The California Fair Employment & Housing Act (FEHA) prohibits discrimination against an employee or applicant because of, among other things, religious beliefs, religious observances, and religious practices. Unless based on a bona fide job qualification, a specific security regulation, or there is an undue hardship to the employer, employers also must reasonably accommodate an employee’s religious beliefs and practices in hiring and other terms of employment.
On September 8, 2012, Governor Jerry Brown signed Assembly Bill 1964, the Workplace Religious Freedom Act, amending the FEHA. AB 1964 adds “religious dress or grooming practices” to the list of religious considerations that a person cannot be discriminated against in employment. “Religious dress” includes the wearing of religious clothing, head or face coverings, jewelry, artifacts, and other items that are part of the observance of one’s religion. A “religious grooming practice” includes all forms of head, facial, and body hair that are part of one’s observance of a religious creed. Employers must construe these terms broadly.
Under the new law, employers cannot segregate an employee from coworkers and the public as a means of a religious accommodation. This means that employees should not be isolated to backrooms or other areas in the workplace simply because they wear religious attire or display religious grooming.
Before the passage of the Workplace Religious Freedom Act, courts have generally required the accommodation of religious dress as part of an obligation to not discriminate on the basis of religion. AB 1964’s addition to employment discrimination law explicitly requires and clarifies two key items. First, employers must reasonably accommodate religious dress, such as jewelry, turbans, and headscarves. For example, if the wearing of a turban presents a safety risk in a factory production line, the employer must ask if it is reasonable to provide protective clothing or equipment to allow the employee to still wear the head covering and work in a safe manner. Second, employers cannot take an adverse action, such as termination, because of an employee’s religious grooming practices or religious observances unless it has explored any alternative reasonable means of accommodation and still cannot accommodate the belief, practice or observance without incurring an undue hardship. Now that employee rights to accommodations for religious dress and grooming practices is expressly publicized and part of California’s FEHA, we expect more workers will visit Human Resources seeking an exception to a dress code or attendance policy based on their religious beliefs. We often see employees request:

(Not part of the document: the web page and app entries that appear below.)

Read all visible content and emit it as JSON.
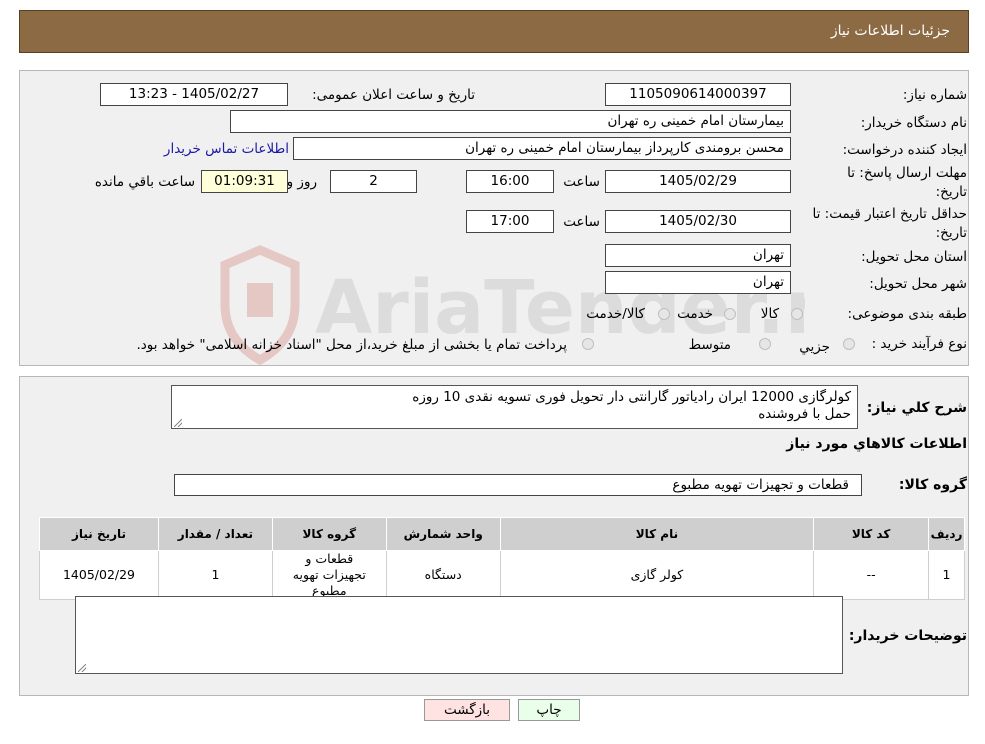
{
  "header": {
    "title": "جزئیات اطلاعات نیاز"
  },
  "watermark": {
    "text": "AriaTender.neT"
  },
  "form": {
    "need_number": {
      "label": "شماره نیاز:",
      "value": "1105090614000397"
    },
    "announce": {
      "label": "تاریخ و ساعت اعلان عمومی:",
      "value": "1405/02/27 - 13:23"
    },
    "buyer_org": {
      "label": "نام دستگاه خریدار:",
      "value": "بیمارستان امام خمینی ره  تهران"
    },
    "requester": {
      "label": "ایجاد کننده درخواست:",
      "value": "محسن برومندی کارپرداز بیمارستان امام خمینی ره  تهران",
      "contact_link": "اطلاعات تماس خریدار"
    },
    "reply_deadline": {
      "label_line1": "مهلت ارسال پاسخ: تا",
      "label_line2": "تاریخ:",
      "date": "1405/02/29",
      "time_label": "ساعت",
      "time": "16:00",
      "days": "2",
      "days_label": "روز و",
      "remaining": "01:09:31",
      "remaining_label": "ساعت باقي مانده"
    },
    "price_validity": {
      "label_line1": "حداقل تاریخ اعتبار قیمت: تا",
      "label_line2": "تاریخ:",
      "date": "1405/02/30",
      "time_label": "ساعت",
      "time": "17:00"
    },
    "province": {
      "label": "استان محل تحویل:",
      "value": "تهران"
    },
    "city": {
      "label": "شهر محل تحویل:",
      "value": "تهران"
    },
    "category": {
      "label": "طبقه بندی موضوعی:",
      "options": [
        "کالا",
        "خدمت",
        "کالا/خدمت"
      ]
    },
    "purchase_type": {
      "label": "نوع فرآیند خرید :",
      "options": [
        "جزیي",
        "متوسط"
      ],
      "note": "پرداخت تمام یا بخشی از مبلغ خرید،از محل \"اسناد خزانه اسلامی\" خواهد بود."
    }
  },
  "details": {
    "description_label": "شرح کلي نياز:",
    "description_line1": "کولرگازی 12000 ایران رادیاتور گارانتی دار تحویل فوری تسویه نقدی 10 روزه",
    "description_line2": "حمل با فروشنده",
    "goods_heading": "اطلاعات کالاهاي مورد نياز",
    "goods_group_label": "گروه کالا:",
    "goods_group_value": "قطعات و تجهیزات تهویه مطبوع",
    "table": {
      "headers": [
        "ردیف",
        "کد کالا",
        "نام کالا",
        "واحد شمارش",
        "گروه کالا",
        "تعداد / مقدار",
        "تاریخ نیاز"
      ],
      "rows": [
        [
          "1",
          "--",
          "کولر گازی",
          "دستگاه",
          "قطعات و تجهیزات تهویه مطبوع",
          "1",
          "1405/02/29"
        ]
      ]
    },
    "buyer_notes_label": "توضیحات خریدار:"
  },
  "buttons": {
    "print": "چاپ",
    "back": "بازگشت"
  }
}
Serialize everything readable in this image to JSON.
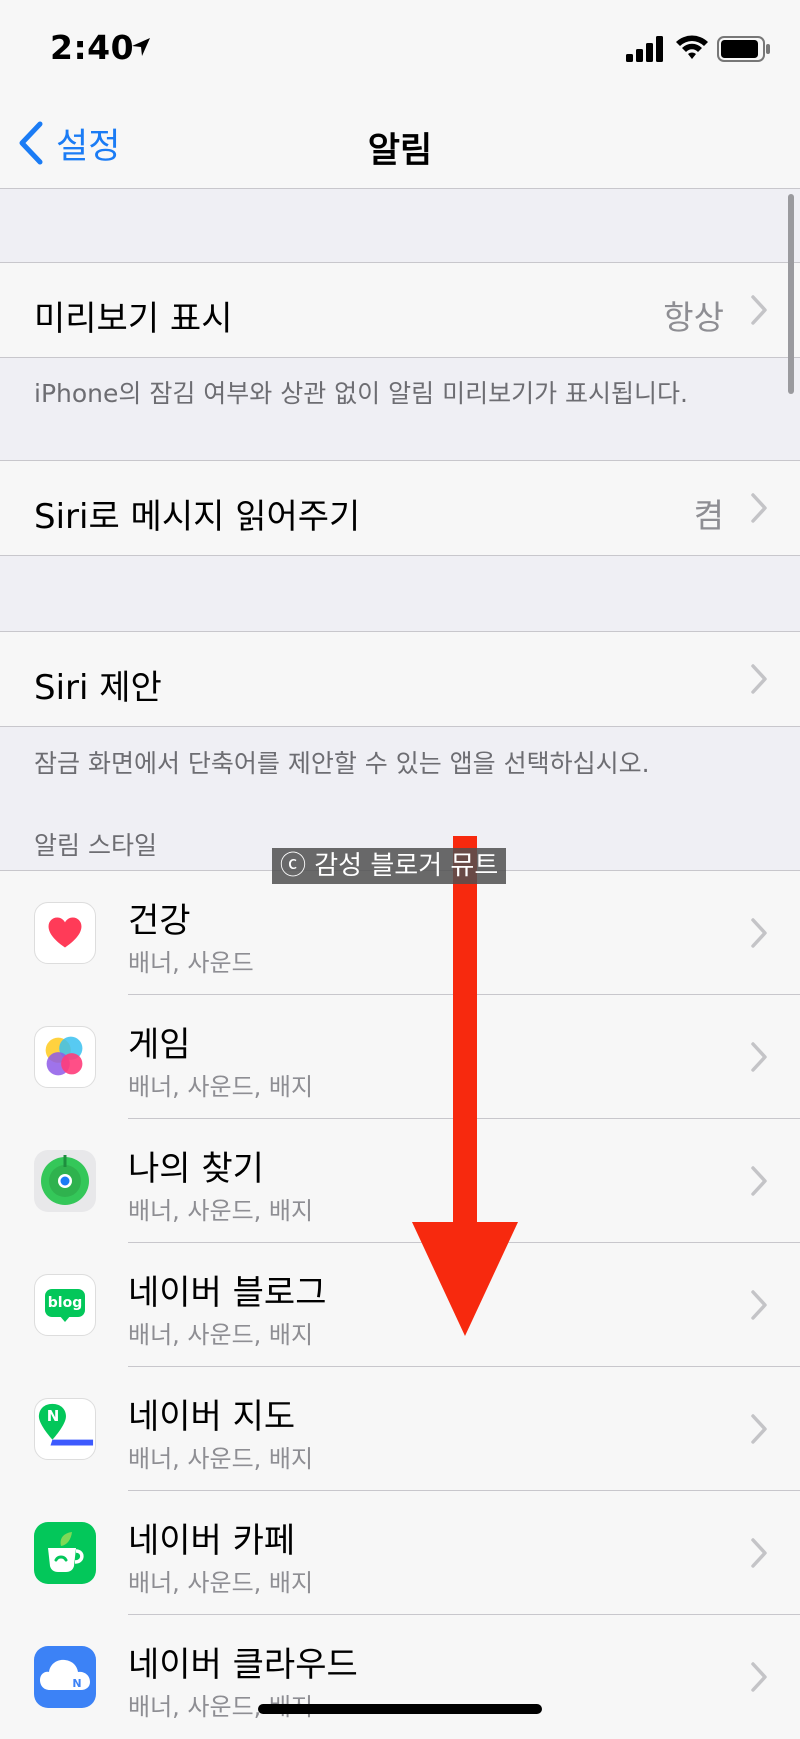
{
  "status": {
    "time": "2:40"
  },
  "nav": {
    "back_label": "설정",
    "title": "알림"
  },
  "preview": {
    "label": "미리보기 표시",
    "value": "항상",
    "footer": "iPhone의 잠김 여부와 상관 없이 알림 미리보기가 표시됩니다."
  },
  "siri_read": {
    "label": "Siri로 메시지 읽어주기",
    "value": "켬"
  },
  "siri_suggest": {
    "label": "Siri 제안",
    "footer": "잠금 화면에서 단축어를 제안할 수 있는 앱을 선택하십시오."
  },
  "style_header": "알림 스타일",
  "apps": [
    {
      "name": "건강",
      "sub": "배너, 사운드",
      "icon": "health-icon"
    },
    {
      "name": "게임",
      "sub": "배너, 사운드, 배지",
      "icon": "game-center-icon"
    },
    {
      "name": "나의 찾기",
      "sub": "배너, 사운드, 배지",
      "icon": "find-my-icon"
    },
    {
      "name": "네이버 블로그",
      "sub": "배너, 사운드, 배지",
      "icon": "naver-blog-icon",
      "icon_text": "blog"
    },
    {
      "name": "네이버 지도",
      "sub": "배너, 사운드, 배지",
      "icon": "naver-map-icon",
      "icon_text": "N"
    },
    {
      "name": "네이버 카페",
      "sub": "배너, 사운드, 배지",
      "icon": "naver-cafe-icon"
    },
    {
      "name": "네이버 클라우드",
      "sub": "배너, 사운드, 배지",
      "icon": "naver-cloud-icon",
      "icon_text": "N"
    }
  ],
  "watermark": "ⓒ 감성 블로거 뮤트",
  "colors": {
    "accent": "#1B7CF5",
    "background": "#EFEFF4",
    "arrow": "#F7290E"
  }
}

Time off or excused absences for observing religious holidays or the Sabbath
Modification of an employer’s grooming standards to display beards, tattoos, or body piercings
Modification of a dress code or workplace safety provisions to wear certain head coverings, such as hijabs, Yarmulkes, turbans, or hairstyles like unshorn beards or untrimmed hair

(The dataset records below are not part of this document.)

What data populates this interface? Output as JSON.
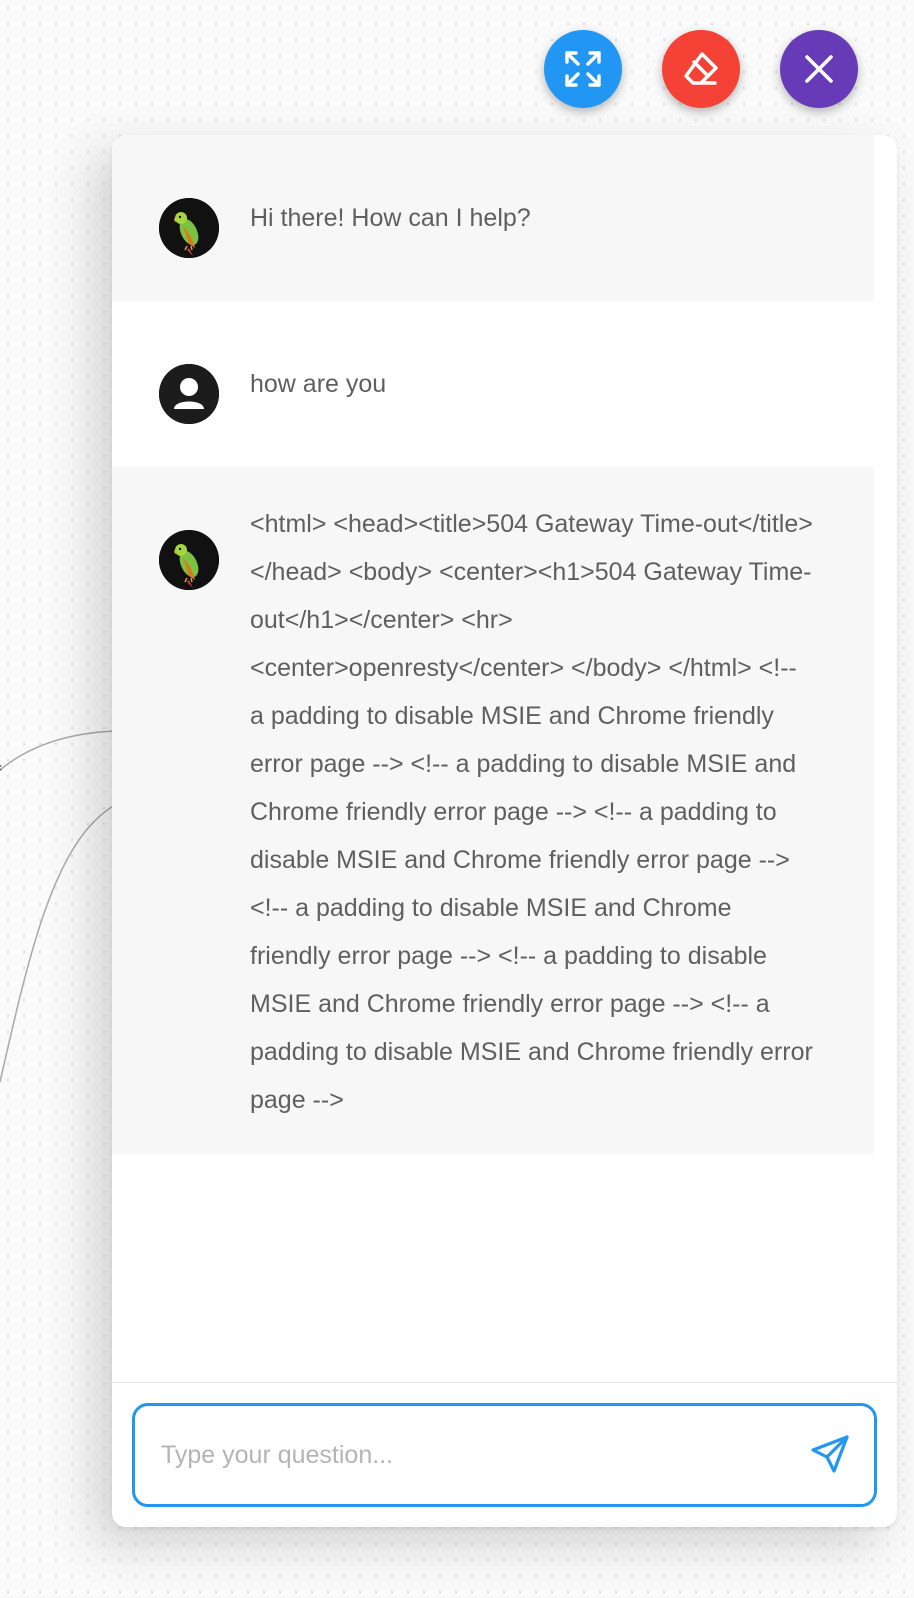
{
  "colors": {
    "expand_button": "#2196f3",
    "clear_button": "#f44336",
    "close_button": "#673ab7",
    "input_border": "#2196f3",
    "send_icon": "#2196f3"
  },
  "toolbar": {
    "expand_icon": "expand-arrows-icon",
    "clear_icon": "eraser-icon",
    "close_icon": "close-icon"
  },
  "messages": [
    {
      "role": "bot",
      "avatar_icon": "parrot-avatar-icon",
      "text": "Hi there! How can I help?"
    },
    {
      "role": "user",
      "avatar_icon": "user-avatar-icon",
      "text": "how are you"
    },
    {
      "role": "bot",
      "avatar_icon": "parrot-avatar-icon",
      "text": "<html> <head><title>504 Gateway Time-out</title></head> <body> <center><h1>504 Gateway Time-out</h1></center> <hr> <center>openresty</center> </body> </html> <!-- a padding to disable MSIE and Chrome friendly error page --> <!-- a padding to disable MSIE and Chrome friendly error page --> <!-- a padding to disable MSIE and Chrome friendly error page --> <!-- a padding to disable MSIE and Chrome friendly error page --> <!-- a padding to disable MSIE and Chrome friendly error page --> <!-- a padding to disable MSIE and Chrome friendly error page -->"
    }
  ],
  "input": {
    "value": "",
    "placeholder": "Type your question...",
    "send_icon": "send-icon"
  }
}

The ability to proselytize, or discuss or display one’s religious beliefs at work in writing or orally
In considering a request for a religious accommodation, an employer should ask if the accommodation would cause “significant difficulty or expense” before concluding that the accommodation cannot be provided to the worker. The balancing of an employee’s religious rights with the employer’s ability to maintain a safe and productive workplace is tricky. It is often a judgment call on what may constitute a reasonable accommodation.

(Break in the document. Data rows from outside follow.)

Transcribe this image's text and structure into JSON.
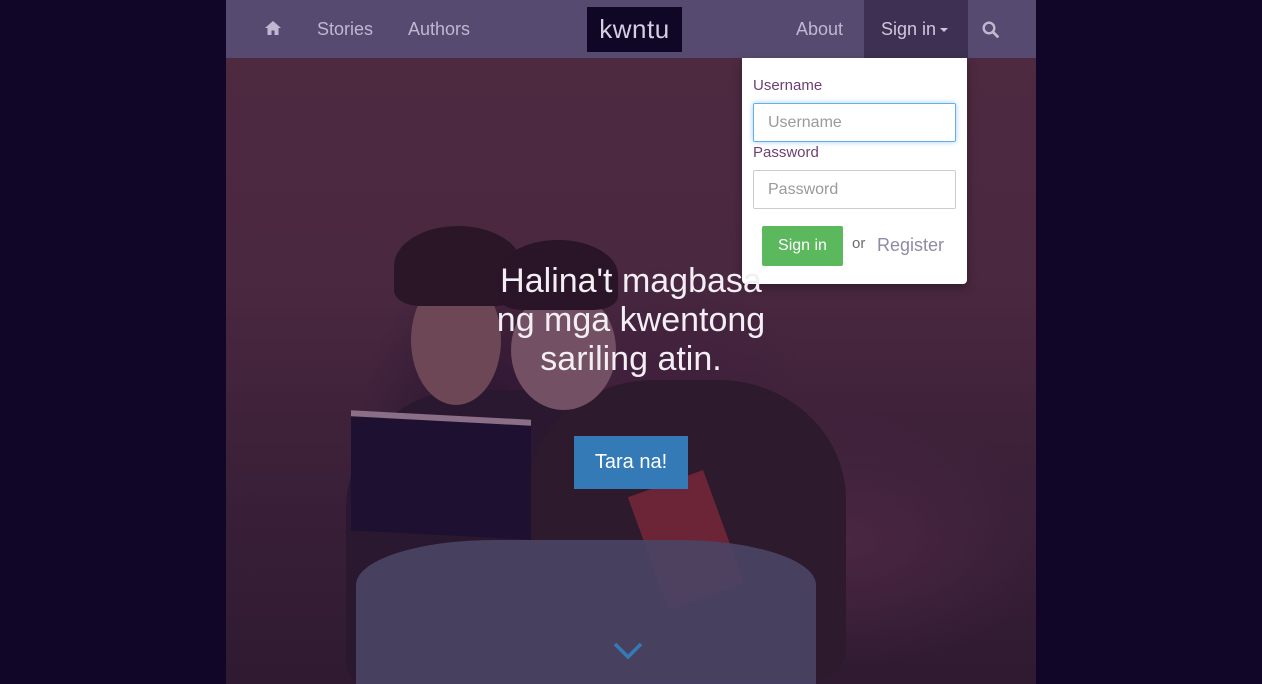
{
  "nav": {
    "home_icon": "home-icon",
    "stories": "Stories",
    "authors": "Authors",
    "brand": "kwntu",
    "about": "About",
    "signin": "Sign in",
    "search_icon": "search-icon"
  },
  "signin_form": {
    "username_label": "Username",
    "username_placeholder": "Username",
    "password_label": "Password",
    "password_placeholder": "Password",
    "submit_label": "Sign in",
    "or_text": "or",
    "register_label": "Register"
  },
  "hero": {
    "line1": "Halina't magbasa",
    "line2": "ng mga kwentong",
    "line3": "sariling atin.",
    "cta_label": "Tara na!",
    "scroll_icon": "chevron-down-icon"
  },
  "colors": {
    "background": "#110627",
    "navbar": "#574a70",
    "accent_blue": "#337ab7",
    "success_green": "#5cb85c"
  }
}
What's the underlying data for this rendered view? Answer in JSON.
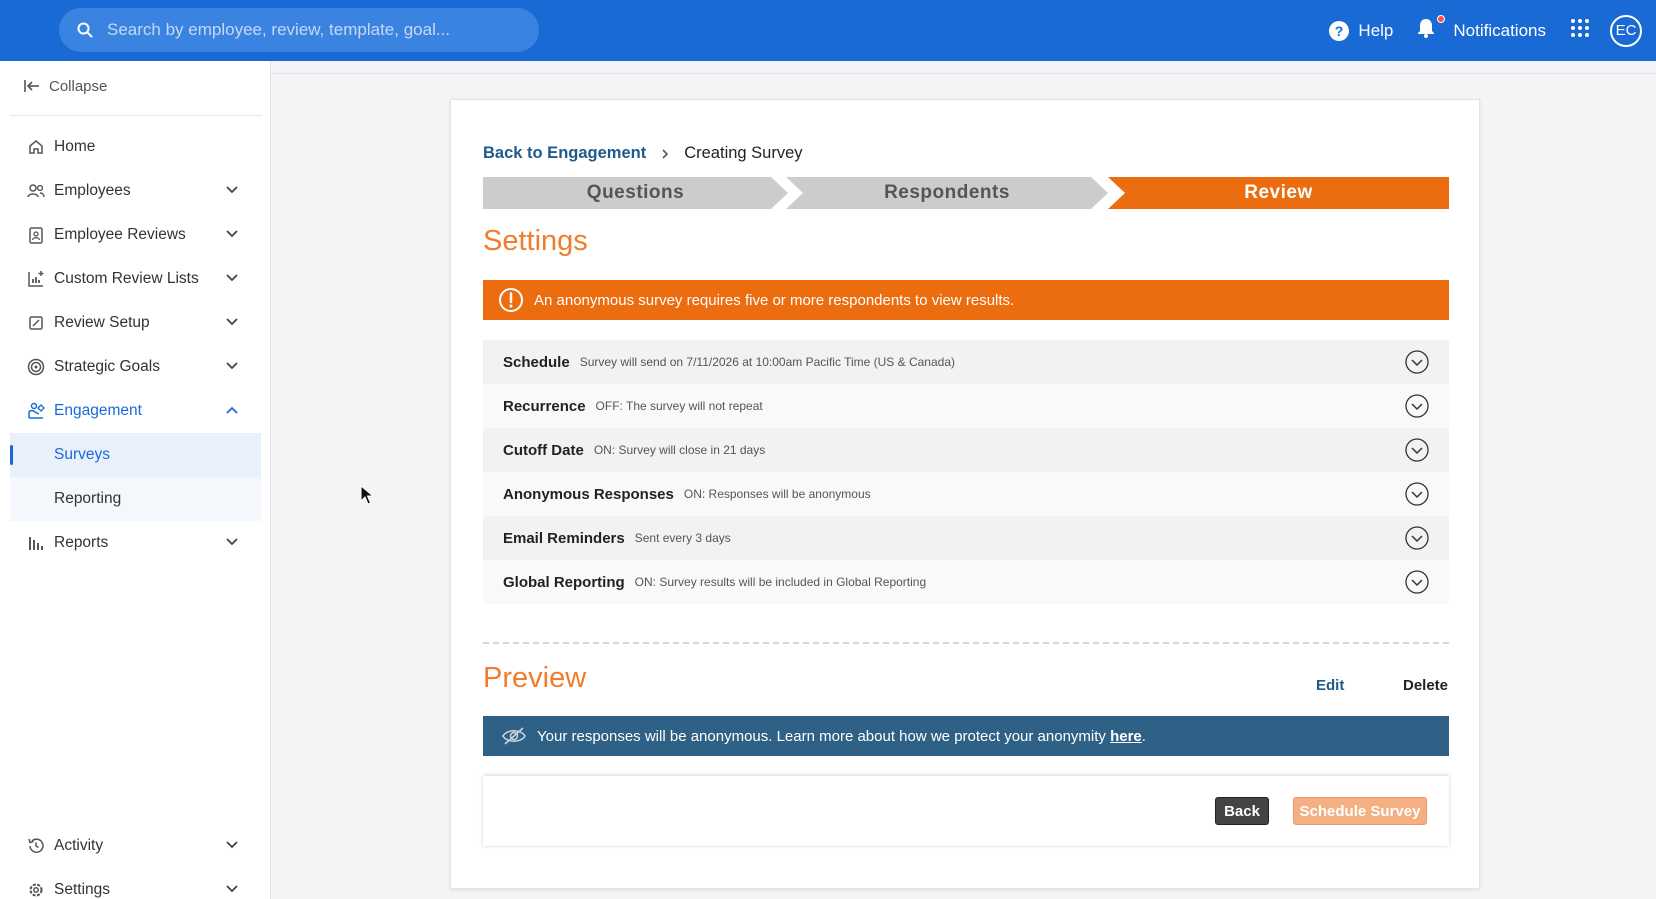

We strongly encourage employers to consult with an employment attorney before they refuse to employ someone who seeks a religious accommodation, deny a worker’s request to wear certain religious attire or grooming, or decline to provide an employee time off for religious observances. As the Equal Employment Opportunity Commission’s legal counsel recently pointed out, cases involving “religious garb and grooming are low-hanging fruit” for the Plaintiff’s bar or the Commission to prosecute and thus deserve careful consideration. The new law takes effect on January 1, 2013.